ReaxFF-based molecular dynamics study of bio-derived polycyclic alkanes as potential alternative jet fuels

Hyunguk Kwon, Aditya Lele, Junqing Zhu, Charles S. McEnally, Lisa D. Pfefferle, Yuan Xuan, Adri C.T. van Duin

Research output: Contribution to journalArticle

Abstract

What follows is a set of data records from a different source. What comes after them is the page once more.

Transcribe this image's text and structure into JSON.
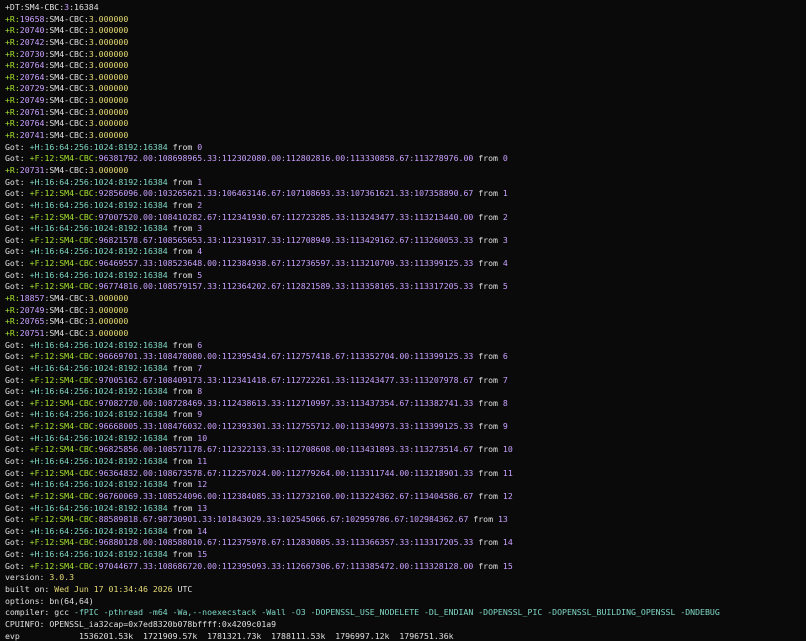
{
  "lines": [
    [
      [
        "w",
        "+DT:SM4-CBC:"
      ],
      [
        "p",
        "3"
      ],
      [
        "w",
        ":16384"
      ]
    ],
    [
      [
        "g",
        "+R:"
      ],
      [
        "p",
        "19658"
      ],
      [
        "w",
        ":SM4-CBC:"
      ],
      [
        "y",
        "3.000000"
      ]
    ],
    [
      [
        "g",
        "+R:"
      ],
      [
        "p",
        "20740"
      ],
      [
        "w",
        ":SM4-CBC:"
      ],
      [
        "y",
        "3.000000"
      ]
    ],
    [
      [
        "g",
        "+R:"
      ],
      [
        "p",
        "20742"
      ],
      [
        "w",
        ":SM4-CBC:"
      ],
      [
        "y",
        "3.000000"
      ]
    ],
    [
      [
        "g",
        "+R:"
      ],
      [
        "p",
        "20730"
      ],
      [
        "w",
        ":SM4-CBC:"
      ],
      [
        "y",
        "3.000000"
      ]
    ],
    [
      [
        "g",
        "+R:"
      ],
      [
        "p",
        "20764"
      ],
      [
        "w",
        ":SM4-CBC:"
      ],
      [
        "y",
        "3.000000"
      ]
    ],
    [
      [
        "g",
        "+R:"
      ],
      [
        "p",
        "20764"
      ],
      [
        "w",
        ":SM4-CBC:"
      ],
      [
        "y",
        "3.000000"
      ]
    ],
    [
      [
        "g",
        "+R:"
      ],
      [
        "p",
        "20729"
      ],
      [
        "w",
        ":SM4-CBC:"
      ],
      [
        "y",
        "3.000000"
      ]
    ],
    [
      [
        "g",
        "+R:"
      ],
      [
        "p",
        "20749"
      ],
      [
        "w",
        ":SM4-CBC:"
      ],
      [
        "y",
        "3.000000"
      ]
    ],
    [
      [
        "g",
        "+R:"
      ],
      [
        "p",
        "20761"
      ],
      [
        "w",
        ":SM4-CBC:"
      ],
      [
        "y",
        "3.000000"
      ]
    ],
    [
      [
        "g",
        "+R:"
      ],
      [
        "p",
        "20764"
      ],
      [
        "w",
        ":SM4-CBC:"
      ],
      [
        "y",
        "3.000000"
      ]
    ],
    [
      [
        "g",
        "+R:"
      ],
      [
        "p",
        "20741"
      ],
      [
        "w",
        ":SM4-CBC:"
      ],
      [
        "y",
        "3.000000"
      ]
    ],
    [
      [
        "w",
        "Got: "
      ],
      [
        "c",
        "+H:16:64:256:1024:8192:16384"
      ],
      [
        "w",
        " from "
      ],
      [
        "p",
        "0"
      ]
    ],
    [
      [
        "w",
        "Got: "
      ],
      [
        "g",
        "+F:12:SM4-CBC:"
      ],
      [
        "p",
        "96381792.00:108698965.33:112302080.00:112802816.00:113330858.67:113278976.00"
      ],
      [
        "w",
        " from "
      ],
      [
        "p",
        "0"
      ]
    ],
    [
      [
        "g",
        "+R:"
      ],
      [
        "p",
        "20731"
      ],
      [
        "w",
        ":SM4-CBC:"
      ],
      [
        "y",
        "3.000000"
      ]
    ],
    [
      [
        "w",
        "Got: "
      ],
      [
        "c",
        "+H:16:64:256:1024:8192:16384"
      ],
      [
        "w",
        " from "
      ],
      [
        "p",
        "1"
      ]
    ],
    [
      [
        "w",
        "Got: "
      ],
      [
        "g",
        "+F:12:SM4-CBC:"
      ],
      [
        "p",
        "92856096.00:103265621.33:106463146.67:107108693.33:107361621.33:107358890.67"
      ],
      [
        "w",
        " from "
      ],
      [
        "p",
        "1"
      ]
    ],
    [
      [
        "w",
        "Got: "
      ],
      [
        "c",
        "+H:16:64:256:1024:8192:16384"
      ],
      [
        "w",
        " from "
      ],
      [
        "p",
        "2"
      ]
    ],
    [
      [
        "w",
        "Got: "
      ],
      [
        "g",
        "+F:12:SM4-CBC:"
      ],
      [
        "p",
        "97007520.00:108410282.67:112341930.67:112723285.33:113243477.33:113213440.00"
      ],
      [
        "w",
        " from "
      ],
      [
        "p",
        "2"
      ]
    ],
    [
      [
        "w",
        "Got: "
      ],
      [
        "c",
        "+H:16:64:256:1024:8192:16384"
      ],
      [
        "w",
        " from "
      ],
      [
        "p",
        "3"
      ]
    ],
    [
      [
        "w",
        "Got: "
      ],
      [
        "g",
        "+F:12:SM4-CBC:"
      ],
      [
        "p",
        "96821578.67:108565653.33:112319317.33:112708949.33:113429162.67:113260053.33"
      ],
      [
        "w",
        " from "
      ],
      [
        "p",
        "3"
      ]
    ],
    [
      [
        "w",
        "Got: "
      ],
      [
        "c",
        "+H:16:64:256:1024:8192:16384"
      ],
      [
        "w",
        " from "
      ],
      [
        "p",
        "4"
      ]
    ],
    [
      [
        "w",
        "Got: "
      ],
      [
        "g",
        "+F:12:SM4-CBC:"
      ],
      [
        "p",
        "96469557.33:108523648.00:112384938.67:112736597.33:113210709.33:113399125.33"
      ],
      [
        "w",
        " from "
      ],
      [
        "p",
        "4"
      ]
    ],
    [
      [
        "w",
        "Got: "
      ],
      [
        "c",
        "+H:16:64:256:1024:8192:16384"
      ],
      [
        "w",
        " from "
      ],
      [
        "p",
        "5"
      ]
    ],
    [
      [
        "w",
        "Got: "
      ],
      [
        "g",
        "+F:12:SM4-CBC:"
      ],
      [
        "p",
        "96774816.00:108579157.33:112364202.67:112821589.33:113358165.33:113317205.33"
      ],
      [
        "w",
        " from "
      ],
      [
        "p",
        "5"
      ]
    ],
    [
      [
        "g",
        "+R:"
      ],
      [
        "p",
        "18857"
      ],
      [
        "w",
        ":SM4-CBC:"
      ],
      [
        "y",
        "3.000000"
      ]
    ],
    [
      [
        "g",
        "+R:"
      ],
      [
        "p",
        "20749"
      ],
      [
        "w",
        ":SM4-CBC:"
      ],
      [
        "y",
        "3.000000"
      ]
    ],
    [
      [
        "g",
        "+R:"
      ],
      [
        "p",
        "20765"
      ],
      [
        "w",
        ":SM4-CBC:"
      ],
      [
        "y",
        "3.000000"
      ]
    ],
    [
      [
        "g",
        "+R:"
      ],
      [
        "p",
        "20751"
      ],
      [
        "w",
        ":SM4-CBC:"
      ],
      [
        "y",
        "3.000000"
      ]
    ],
    [
      [
        "w",
        "Got: "
      ],
      [
        "c",
        "+H:16:64:256:1024:8192:16384"
      ],
      [
        "w",
        " from "
      ],
      [
        "p",
        "6"
      ]
    ],
    [
      [
        "w",
        "Got: "
      ],
      [
        "g",
        "+F:12:SM4-CBC:"
      ],
      [
        "p",
        "96669701.33:108478080.00:112395434.67:112757418.67:113352704.00:113399125.33"
      ],
      [
        "w",
        " from "
      ],
      [
        "p",
        "6"
      ]
    ],
    [
      [
        "w",
        "Got: "
      ],
      [
        "c",
        "+H:16:64:256:1024:8192:16384"
      ],
      [
        "w",
        " from "
      ],
      [
        "p",
        "7"
      ]
    ],
    [
      [
        "w",
        "Got: "
      ],
      [
        "g",
        "+F:12:SM4-CBC:"
      ],
      [
        "p",
        "97005162.67:108409173.33:112341418.67:112722261.33:113243477.33:113207978.67"
      ],
      [
        "w",
        " from "
      ],
      [
        "p",
        "7"
      ]
    ],
    [
      [
        "w",
        "Got: "
      ],
      [
        "c",
        "+H:16:64:256:1024:8192:16384"
      ],
      [
        "w",
        " from "
      ],
      [
        "p",
        "8"
      ]
    ],
    [
      [
        "w",
        "Got: "
      ],
      [
        "g",
        "+F:12:SM4-CBC:"
      ],
      [
        "p",
        "97082720.00:108728469.33:112438613.33:112710997.33:113437354.67:113382741.33"
      ],
      [
        "w",
        " from "
      ],
      [
        "p",
        "8"
      ]
    ],
    [
      [
        "w",
        "Got: "
      ],
      [
        "c",
        "+H:16:64:256:1024:8192:16384"
      ],
      [
        "w",
        " from "
      ],
      [
        "p",
        "9"
      ]
    ],
    [
      [
        "w",
        "Got: "
      ],
      [
        "g",
        "+F:12:SM4-CBC:"
      ],
      [
        "p",
        "96668005.33:108476032.00:112393301.33:112755712.00:113349973.33:113399125.33"
      ],
      [
        "w",
        " from "
      ],
      [
        "p",
        "9"
      ]
    ],
    [
      [
        "w",
        "Got: "
      ],
      [
        "c",
        "+H:16:64:256:1024:8192:16384"
      ],
      [
        "w",
        " from "
      ],
      [
        "p",
        "10"
      ]
    ],
    [
      [
        "w",
        "Got: "
      ],
      [
        "g",
        "+F:12:SM4-CBC:"
      ],
      [
        "p",
        "96825856.00:108571178.67:112322133.33:112708608.00:113431893.33:113273514.67"
      ],
      [
        "w",
        " from "
      ],
      [
        "p",
        "10"
      ]
    ],
    [
      [
        "w",
        "Got: "
      ],
      [
        "c",
        "+H:16:64:256:1024:8192:16384"
      ],
      [
        "w",
        " from "
      ],
      [
        "p",
        "11"
      ]
    ],
    [
      [
        "w",
        "Got: "
      ],
      [
        "g",
        "+F:12:SM4-CBC:"
      ],
      [
        "p",
        "96364832.00:108673578.67:112257024.00:112779264.00:113311744.00:113218901.33"
      ],
      [
        "w",
        " from "
      ],
      [
        "p",
        "11"
      ]
    ],
    [
      [
        "w",
        "Got: "
      ],
      [
        "c",
        "+H:16:64:256:1024:8192:16384"
      ],
      [
        "w",
        " from "
      ],
      [
        "p",
        "12"
      ]
    ],
    [
      [
        "w",
        "Got: "
      ],
      [
        "g",
        "+F:12:SM4-CBC:"
      ],
      [
        "p",
        "96760069.33:108524096.00:112384085.33:112732160.00:113224362.67:113404586.67"
      ],
      [
        "w",
        " from "
      ],
      [
        "p",
        "12"
      ]
    ],
    [
      [
        "w",
        "Got: "
      ],
      [
        "c",
        "+H:16:64:256:1024:8192:16384"
      ],
      [
        "w",
        " from "
      ],
      [
        "p",
        "13"
      ]
    ],
    [
      [
        "w",
        "Got: "
      ],
      [
        "g",
        "+F:12:SM4-CBC:"
      ],
      [
        "p",
        "88589818.67:98730901.33:101843029.33:102545066.67:102959786.67:102984362.67"
      ],
      [
        "w",
        " from "
      ],
      [
        "p",
        "13"
      ]
    ],
    [
      [
        "w",
        "Got: "
      ],
      [
        "c",
        "+H:16:64:256:1024:8192:16384"
      ],
      [
        "w",
        " from "
      ],
      [
        "p",
        "14"
      ]
    ],
    [
      [
        "w",
        "Got: "
      ],
      [
        "g",
        "+F:12:SM4-CBC:"
      ],
      [
        "p",
        "96880128.00:108588010.67:112375978.67:112830805.33:113366357.33:113317205.33"
      ],
      [
        "w",
        " from "
      ],
      [
        "p",
        "14"
      ]
    ],
    [
      [
        "w",
        "Got: "
      ],
      [
        "c",
        "+H:16:64:256:1024:8192:16384"
      ],
      [
        "w",
        " from "
      ],
      [
        "p",
        "15"
      ]
    ],
    [
      [
        "w",
        "Got: "
      ],
      [
        "g",
        "+F:12:SM4-CBC:"
      ],
      [
        "p",
        "97044677.33:108686720.00:112395093.33:112667306.67:113385472.00:113328128.00"
      ],
      [
        "w",
        " from "
      ],
      [
        "p",
        "15"
      ]
    ],
    [
      [
        "w",
        "version: "
      ],
      [
        "y",
        "3.0.3"
      ]
    ],
    [
      [
        "w",
        "built on: "
      ],
      [
        "y",
        "Wed Jun 17 01:34:46 2026"
      ],
      [
        "w",
        " UTC"
      ]
    ],
    [
      [
        "w",
        "options: bn(64,64)"
      ]
    ],
    [
      [
        "w",
        "compiler: gcc "
      ],
      [
        "c",
        "-fPIC -pthread -m64 -Wa,--noexecstack -Wall -O3 -DOPENSSL_USE_NODELETE -DL_ENDIAN -DOPENSSL_PIC -DOPENSSL_BUILDING_OPENSSL -DNDEBUG"
      ]
    ],
    [
      [
        "w",
        "CPUINFO: OPENSSL_ia32cap=0x7ed8320b078bffff:0x4209c01a9"
      ]
    ],
    [
      [
        "w",
        "evp            1536201.53k  1721909.57k  1781321.73k  1788111.53k  1796997.12k  1796751.36k"
      ]
    ]
  ]
}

This work investigates the initial stages of the pyrolysis of HtH-1 (C18H32; 2,2,7,7,8a,8b-hexamethyl-dodecahydrobiphenylene) and HtH-2 (C18H34; 1,1′,3,3,3′,3′-hexamethyl-1,1′-bi(cyclohexane)), which are bio-derived polycyclic alkanes and potential jet fuels, using ReaxFF force field based molecular dynamics (MD) simulations. Global Arrhenius parameters, such as activation energies and pre-exponential factors, are calculated and used to analyze the overall decomposition kinetics of the fuels. HtH-1 decomposes faster than HtH-2 at the same temperature and density conditions, and they have a faster decomposition rate compared to some existing jet-fuels, such as JP-10. A systematic reaction analysis framework developed in this work is applied to determine a temperature-dependent decomposition mechanism. At lower temperature, the central C–C bond connecting the two cyclohexane rings is dominantly broken in both HtH-1 and HtH-2. However, C-CH3 bond breaking becomes dominant with increasing temperature due to the large increase in entropy during this reaction. Major products from HtH-1 are C5H8 and C4H8, and those from HtH-2 are C4H8 and C2H4. The major products predict that HtH-1 has a higher sooting tendency than HtH-2, which is consistent with measurements. The impact of HtH-2 on the pyrolysis of HtH-1 is also investigated in their binary mixtures. HtH-1 and HtH-2 decompose by unimolecular reactions, and they rarely interact with each other during the pyrolysis of the mixtures. This work demonstrates that ReaxFF can be used to investigate pyrolysis and combustion chemistry of existing or future fuels and to contribute to the development of their chemical kinetic models without any a priori input and chemical intuition.

Original languageEnglish (US)
Article number118548
JournalFuel
Volume279
DOIs
StatePublished - Nov 1 2020

All Science Journal Classification (ASJC) codes

  • Chemical Engineering(all)
  • Fuel Technology
  • Energy Engineering and Power Technology
  • Organic Chemistry

Fingerprint Dive into the research topics of 'ReaxFF-based molecular dynamics study of bio-derived polycyclic alkanes as potential alternative jet fuels'. Together they form a unique fingerprint.

  • Cite this